Nashville singer and songwriter Lauren Strange, along with her band the Pretty Killers, just released a cover of The Cranberries’ 1994 hit “Zombie.” Strange’s rendition of the song is faithful to the original, and allows the eclectic artist to showcase the more intense edge of her vocal spectrum, while the band stretches out on the driving backing track.
Strange has been a longtime presence on OurStage, racking up chart successes and placing as a finalist in our Intel Superstars competition. She also won the grand prize in the John Lennon International Songwriting Contest country category, among other awards. Follow her on Twitter @laurenstrange.
Austin TX singer-songwriter Chase Gassaway took a stab at some songs by friends and musical compatriots and ended up with a full album of covers, spanning from local Austin bands to classics like The Temptations. When it came to The Lumineers’ break-out hit “Ho Hey,” Gassaway abandoned the upbeat folk attitude of the original and went dark and introspective. The result is a completely new read on the song, bringing out the obsessive, haunted lyrical content. Unassuming and atmospheric, this version is frankly an improvement on the more breezy original.
The new album is called A Fly Can’t Bird, and is out February 24th.
Cover versions of songs can be hit and miss. If you’re covering a song, that generally means it’s a song you love, which hopefully means that the original is pretty damn good, which begs the question, why do another version? In most cases, the answer is simply because you felt like it, which is perfectly fine, but fans of the original are probably not going to come away feeling especially rewarded.
Then there are the more rare cases where the covering artist brings something new to the song, leaving the listener with a new appreciation for a previously unrealized dimension of the song. Such is the case with this cover of Nirvana‘s “Heart-Shaped Box,” originally from the In Utero album. It doesn’t hurt that Jes Hudak and Corvyx are two of the most interesting singers out there, who also happen to harmonize beautifully together. And that this video was shot live is all the more impressive. Enjoy.
Sky Ferreira‘s debut full-length Night Time, My Time garnered a lot of attention when it debuted this October, but not all of it was due to her catchy electropop tunes. Instead, some found fault with the album’s artwork, which features a damp Ferreira looking bored and a little grouchy in the shower. Oh, and also, her boobs are out.
In a conversation with MTV News earlier this week, the songstress addressed some of the criticism she received for deciding to appear naked in the album’s cover art.
“I wasn’t like, ‘OK, I’m going to be nude on my album cover,’ it just kind of happened,” Ferreira said to MTV News. “It wasn’t to sell records, because you don’t sell records by being nude and looking crazy.”

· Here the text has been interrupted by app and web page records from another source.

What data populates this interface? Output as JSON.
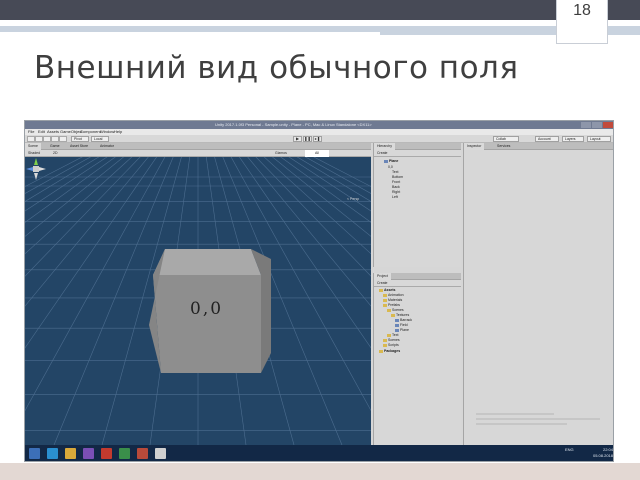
{
  "slide": {
    "number": "18",
    "title": "Внешний вид обычного поля"
  },
  "editor": {
    "window_title": "Unity 2017.1.0f3 Personal - Sample.unity - Plane - PC, Mac & Linux Standalone <DX11>",
    "menu": [
      "File",
      "Edit",
      "Assets",
      "GameObject",
      "Component",
      "Window",
      "Help"
    ],
    "toolbar": {
      "pivot_label": "Pivot",
      "local_label": "Local",
      "collab_label": "Collab",
      "account_label": "Account",
      "layers_label": "Layers",
      "layout_label": "Layout"
    },
    "scene": {
      "tabs": [
        "Scene",
        "Game",
        "Asset Store",
        "Animator"
      ],
      "shading_label": "Shaded",
      "mode_label": "2D",
      "gizmos_label": "Gizmos",
      "search_placeholder": "All",
      "breadcrumb_root": "Scenes",
      "breadcrumb_item": "Plane",
      "cube_label": "0,0",
      "persp_label": "< Persp"
    },
    "hierarchy": {
      "tab": "Hierarchy",
      "create_label": "Create",
      "root": "Plane",
      "items": [
        "0,0",
        "Text",
        "Bottom",
        "Front",
        "Back",
        "Right",
        "Left"
      ]
    },
    "project": {
      "tab": "Project",
      "create_label": "Create",
      "root": "Assets",
      "folders": [
        "Animation",
        "Materials",
        "Prefabs",
        "Scenes",
        "Textures",
        "Barrack",
        "Field",
        "Plane",
        "Text",
        "Scenes",
        "Scripts"
      ],
      "packages_label": "Packages"
    },
    "inspector": {
      "tabs": [
        "Inspector",
        "Services"
      ]
    }
  },
  "taskbar": {
    "tray_lang": "ENG",
    "tray_time": "22:04",
    "tray_date": "05.08.2018"
  },
  "colors": {
    "viewport_bg": "#234566",
    "grid_line": "#4c6d8f",
    "cube_front": "#8e8e8e",
    "cube_top": "#a9a9a9",
    "cube_side": "#7a7a7a",
    "taskbar_bg": "#122846"
  }
}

And, of course, Ferreira isn’t the first artist to feature nudity in her album artwork. Here are four other albums on which the artists, like this pop songstress, don’t find naked imagery to be that big of a deal.

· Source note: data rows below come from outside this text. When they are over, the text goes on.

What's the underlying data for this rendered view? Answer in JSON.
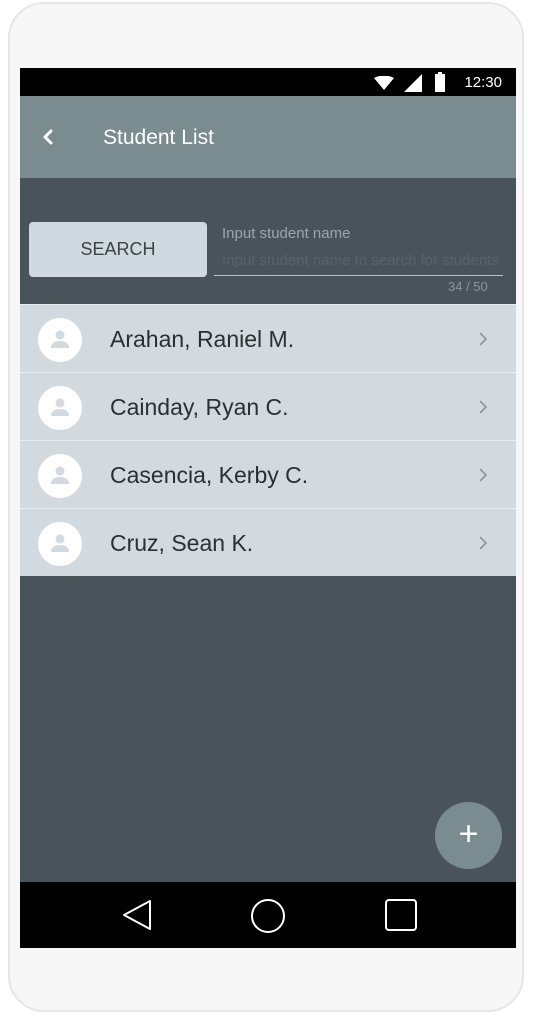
{
  "status_bar": {
    "time": "12:30",
    "icons": [
      "wifi-icon",
      "signal-icon",
      "battery-icon"
    ]
  },
  "app_bar": {
    "title": "Student List",
    "back_icon": "chevron-left-icon"
  },
  "search": {
    "button_label": "SEARCH",
    "input_label": "Input student name",
    "input_value": "Input student name to search for students",
    "counter": "34 / 50"
  },
  "students": [
    {
      "name": "Arahan, Raniel M."
    },
    {
      "name": "Cainday, Ryan C."
    },
    {
      "name": "Casencia, Kerby C."
    },
    {
      "name": "Cruz, Sean K."
    }
  ],
  "fab": {
    "label": "+"
  },
  "nav_bar": {
    "icons": [
      "nav-back-icon",
      "nav-home-icon",
      "nav-recent-apps-icon"
    ]
  },
  "colors": {
    "app_bar": "#7a8c90",
    "background": "#485459",
    "list_item": "#d2dadf",
    "button": "#d0d9df"
  }
}
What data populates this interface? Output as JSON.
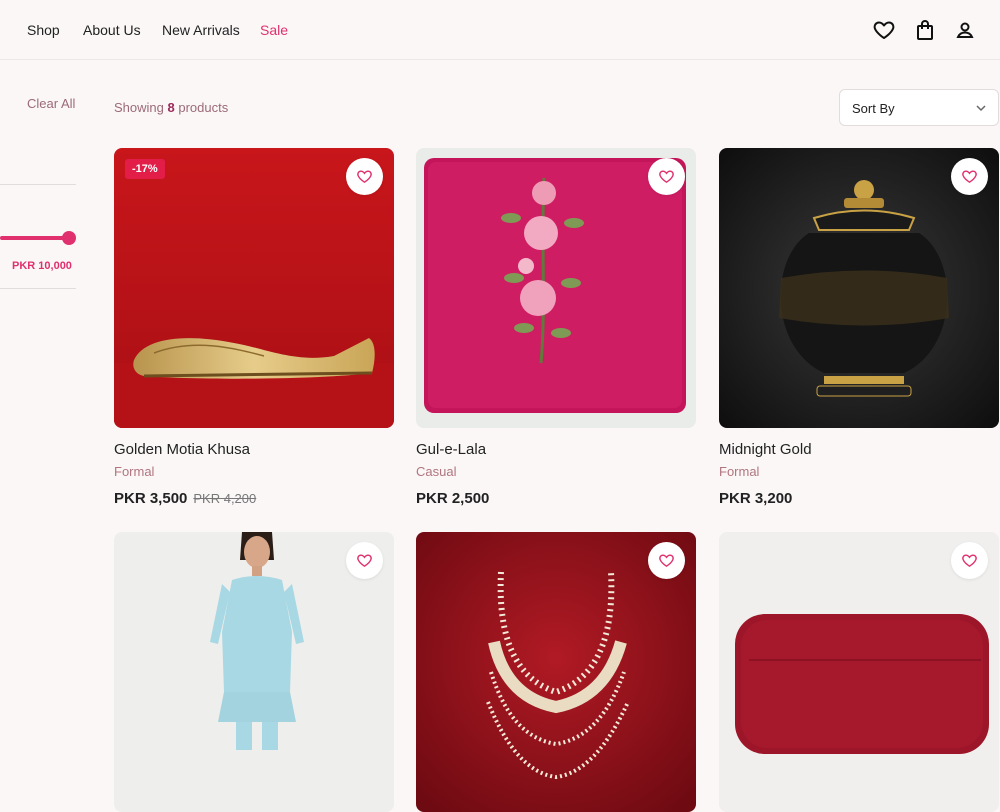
{
  "nav": {
    "links": [
      {
        "label": "Shop"
      },
      {
        "label": "About Us"
      },
      {
        "label": "New Arrivals"
      },
      {
        "label": "Sale"
      }
    ],
    "icons": [
      "heart-icon",
      "bag-icon",
      "user-icon"
    ]
  },
  "filters": {
    "clear_all": "Clear All",
    "price_max": "PKR 10,000",
    "slider_level_percent": 100
  },
  "results": {
    "prefix": "Showing",
    "count": "8",
    "suffix": "products"
  },
  "sort": {
    "label": "Sort By"
  },
  "colors": {
    "accent": "#e0306e",
    "badge": "#e11d48",
    "category": "#b0757f"
  },
  "products": [
    {
      "name": "Golden Motia Khusa",
      "category": "Formal",
      "price": "PKR 3,500",
      "old_price": "PKR 4,200",
      "badge": "-17%"
    },
    {
      "name": "Gul-e-Lala",
      "category": "Casual",
      "price": "PKR 2,500"
    },
    {
      "name": "Midnight Gold",
      "category": "Formal",
      "price": "PKR 3,200"
    },
    {
      "name": "",
      "category": "",
      "price": ""
    },
    {
      "name": "",
      "category": "",
      "price": ""
    },
    {
      "name": "",
      "category": "",
      "price": ""
    }
  ]
}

Jane’s Addiction “ Nothing’s Shocking
Many casual fans are familiar with this Jane’s Addiction record thanks to the poppy and inoffensive “Jane Says,” which is still played ad nauseam, day after day, on every single alternative rock station nationwide, but the album actually was pretty shocking when it debuted in 1988. With chants of “Sex! Is! Violent!” and a sample of an interview with serial killer Ted Bundy, Nothing’s Shocking created quite a stir. Of course, no one should have been surprised after seeing the album art: a pair of conjoined twins sitting completely naked in a rocking chair, hair ablaze.
The music industry is still recovering from the tragic loss of Lou Reed over the weekend, and slowly but surely the tributes have begun to roll out.

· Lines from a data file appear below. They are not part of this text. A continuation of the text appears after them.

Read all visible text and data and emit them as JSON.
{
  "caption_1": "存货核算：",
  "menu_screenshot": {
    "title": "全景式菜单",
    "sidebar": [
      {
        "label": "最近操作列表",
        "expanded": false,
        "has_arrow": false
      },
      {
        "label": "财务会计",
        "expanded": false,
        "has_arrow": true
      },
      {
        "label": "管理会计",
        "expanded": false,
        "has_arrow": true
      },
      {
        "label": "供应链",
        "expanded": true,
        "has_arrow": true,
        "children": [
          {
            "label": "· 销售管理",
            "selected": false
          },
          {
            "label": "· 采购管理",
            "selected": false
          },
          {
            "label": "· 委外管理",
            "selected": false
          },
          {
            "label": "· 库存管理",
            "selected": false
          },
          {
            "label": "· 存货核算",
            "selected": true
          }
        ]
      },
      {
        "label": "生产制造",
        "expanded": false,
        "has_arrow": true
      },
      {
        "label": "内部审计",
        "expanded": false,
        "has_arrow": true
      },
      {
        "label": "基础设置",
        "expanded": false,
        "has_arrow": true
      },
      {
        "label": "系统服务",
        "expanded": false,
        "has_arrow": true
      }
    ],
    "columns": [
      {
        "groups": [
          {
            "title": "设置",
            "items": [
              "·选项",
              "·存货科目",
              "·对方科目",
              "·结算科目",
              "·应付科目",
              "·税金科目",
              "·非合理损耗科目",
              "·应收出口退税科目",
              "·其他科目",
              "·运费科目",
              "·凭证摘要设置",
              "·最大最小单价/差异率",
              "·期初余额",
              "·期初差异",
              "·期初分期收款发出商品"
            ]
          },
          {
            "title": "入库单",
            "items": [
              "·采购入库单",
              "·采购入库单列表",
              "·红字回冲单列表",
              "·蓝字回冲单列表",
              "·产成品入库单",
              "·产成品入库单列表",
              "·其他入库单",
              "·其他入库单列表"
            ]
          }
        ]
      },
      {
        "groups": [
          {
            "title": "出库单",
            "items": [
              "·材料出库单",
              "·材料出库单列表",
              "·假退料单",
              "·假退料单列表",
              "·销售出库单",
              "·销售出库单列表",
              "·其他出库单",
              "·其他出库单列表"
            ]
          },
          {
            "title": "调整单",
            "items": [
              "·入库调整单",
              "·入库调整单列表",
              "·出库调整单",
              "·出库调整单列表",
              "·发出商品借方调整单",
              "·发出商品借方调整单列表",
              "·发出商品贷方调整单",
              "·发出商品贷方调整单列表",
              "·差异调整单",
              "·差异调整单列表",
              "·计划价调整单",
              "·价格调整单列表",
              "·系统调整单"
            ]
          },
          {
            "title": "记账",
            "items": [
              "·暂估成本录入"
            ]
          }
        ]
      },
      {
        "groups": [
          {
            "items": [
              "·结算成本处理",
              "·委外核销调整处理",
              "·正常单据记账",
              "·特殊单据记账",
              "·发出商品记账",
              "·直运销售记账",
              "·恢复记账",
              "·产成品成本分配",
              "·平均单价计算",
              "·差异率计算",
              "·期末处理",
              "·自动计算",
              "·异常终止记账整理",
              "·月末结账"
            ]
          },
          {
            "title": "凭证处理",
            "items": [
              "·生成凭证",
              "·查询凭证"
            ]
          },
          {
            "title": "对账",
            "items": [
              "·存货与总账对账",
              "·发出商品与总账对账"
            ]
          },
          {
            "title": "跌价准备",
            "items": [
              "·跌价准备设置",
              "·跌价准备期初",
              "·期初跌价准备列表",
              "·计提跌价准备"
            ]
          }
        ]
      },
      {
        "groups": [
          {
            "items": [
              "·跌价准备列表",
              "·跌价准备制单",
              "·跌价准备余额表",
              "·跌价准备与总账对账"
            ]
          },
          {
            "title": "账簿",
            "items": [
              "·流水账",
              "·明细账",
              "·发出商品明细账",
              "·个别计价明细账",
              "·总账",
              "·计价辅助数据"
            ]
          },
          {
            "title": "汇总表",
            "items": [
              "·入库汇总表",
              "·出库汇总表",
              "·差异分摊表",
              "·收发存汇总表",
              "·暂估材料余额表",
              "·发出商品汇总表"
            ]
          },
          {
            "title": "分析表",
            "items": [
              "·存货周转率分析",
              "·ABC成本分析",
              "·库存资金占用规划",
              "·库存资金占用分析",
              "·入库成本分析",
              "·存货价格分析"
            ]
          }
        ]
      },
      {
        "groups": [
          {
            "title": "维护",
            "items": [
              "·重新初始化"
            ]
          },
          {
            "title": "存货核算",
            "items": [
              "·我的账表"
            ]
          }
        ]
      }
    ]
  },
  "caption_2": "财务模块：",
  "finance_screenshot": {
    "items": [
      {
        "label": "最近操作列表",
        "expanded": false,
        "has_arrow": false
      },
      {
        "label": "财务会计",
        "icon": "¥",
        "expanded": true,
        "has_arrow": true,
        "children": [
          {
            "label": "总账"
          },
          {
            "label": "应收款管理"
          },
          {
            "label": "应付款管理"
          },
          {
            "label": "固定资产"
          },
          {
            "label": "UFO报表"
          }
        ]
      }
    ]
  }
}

Performing before a sold-out crowd in the UK last night, rock outfit Arctic Monkeys became one of the first groups to pay homage to the fallen icon in a live setting with a stunning rendition of Reed’s smash hit “Walk On The Wild Side.” The song was performed as the introduction to the band’s encore, and before they began frontman Alex Turner counted them in as the crowd went wild. You can view a high quality fan-shot video from the performance at the end of this post.
Comment below and let us know what you think of Arctic Monkeys’ take on this classic song. (more…)
There are few bands in the indie world right now with more Internet hype than CHVRCHES. Their synth-infused sound is all the rage in Pitchfork-influenced communities, and after the following cover they’ll certainly be on your radar as well.
While in the studio working on their recently released debut album, CHVRCHES recorded a few additional tracks to be used for promotional purposes. One of them, a cover of Whitney Houston‘s “It’s Not Right, But It’s Okay,” found its way online this morning. The original dance club production has been replaced with atmospheric-yet-driving synth work, and the results are sure to create even more buzz today. You can stream the cover at the end of this post.
Taking on a Whitney Houston classic is certainly cause for skepticism, but there is something so original about CHVRCHES take on the track that it’s hard to find fault. Comment below and let us know your thoughts on the cover.